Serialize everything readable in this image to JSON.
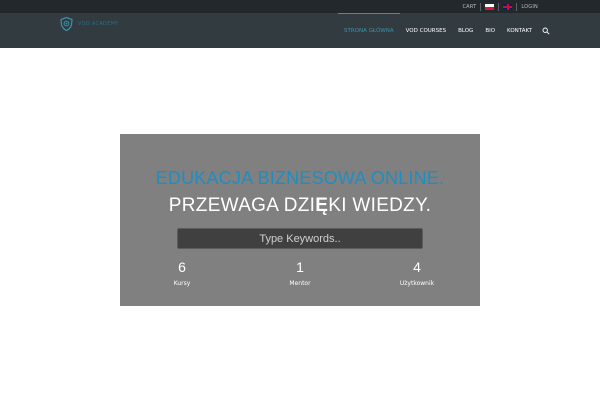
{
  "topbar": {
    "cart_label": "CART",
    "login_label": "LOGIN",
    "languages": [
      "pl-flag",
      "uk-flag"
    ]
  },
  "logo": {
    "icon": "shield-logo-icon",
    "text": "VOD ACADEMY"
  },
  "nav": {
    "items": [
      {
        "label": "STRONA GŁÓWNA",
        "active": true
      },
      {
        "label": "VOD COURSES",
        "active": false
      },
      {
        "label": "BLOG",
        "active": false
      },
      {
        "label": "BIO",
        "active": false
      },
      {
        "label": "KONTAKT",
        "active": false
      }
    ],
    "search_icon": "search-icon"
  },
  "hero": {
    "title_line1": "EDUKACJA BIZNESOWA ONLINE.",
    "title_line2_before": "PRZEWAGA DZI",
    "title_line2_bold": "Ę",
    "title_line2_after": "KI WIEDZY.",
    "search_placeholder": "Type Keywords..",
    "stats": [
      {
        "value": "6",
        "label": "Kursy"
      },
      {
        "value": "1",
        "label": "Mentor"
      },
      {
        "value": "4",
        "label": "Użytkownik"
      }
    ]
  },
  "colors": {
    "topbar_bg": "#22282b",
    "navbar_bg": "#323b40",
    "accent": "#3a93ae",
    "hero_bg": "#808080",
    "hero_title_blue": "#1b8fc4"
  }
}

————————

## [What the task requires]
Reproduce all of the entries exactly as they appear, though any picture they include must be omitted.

## [Response to this task]
Serialize everything readable in this image to JSON.
{
  "topbar": {
    "cart_label": "CART",
    "login_label": "LOGIN",
    "languages": [
      "pl-flag",
      "uk-flag"
    ]
  },
  "logo": {
    "icon": "shield-logo-icon",
    "text": "VOD ACADEMY"
  },
  "nav": {
    "items": [
      {
        "label": "STRONA GŁÓWNA",
        "active": true
      },
      {
        "label": "VOD COURSES",
        "active": false
      },
      {
        "label": "BLOG",
        "active": false
      },
      {
        "label": "BIO",
        "active": false
      },
      {
        "label": "KONTAKT",
        "active": false
      }
    ],
    "search_icon": "search-icon"
  },
  "hero": {
    "title_line1": "EDUKACJA BIZNESOWA ONLINE.",
    "title_line2_before": "PRZEWAGA DZI",
    "title_line2_bold": "Ę",
    "title_line2_after": "KI WIEDZY.",
    "search_placeholder": "Type Keywords..",
    "stats": [
      {
        "value": "6",
        "label": "Kursy"
      },
      {
        "value": "1",
        "label": "Mentor"
      },
      {
        "value": "4",
        "label": "Użytkownik"
      }
    ]
  },
  "colors": {
    "topbar_bg": "#22282b",
    "navbar_bg": "#323b40",
    "accent": "#3a93ae",
    "hero_bg": "#808080",
    "hero_title_blue": "#1b8fc4"
  }
}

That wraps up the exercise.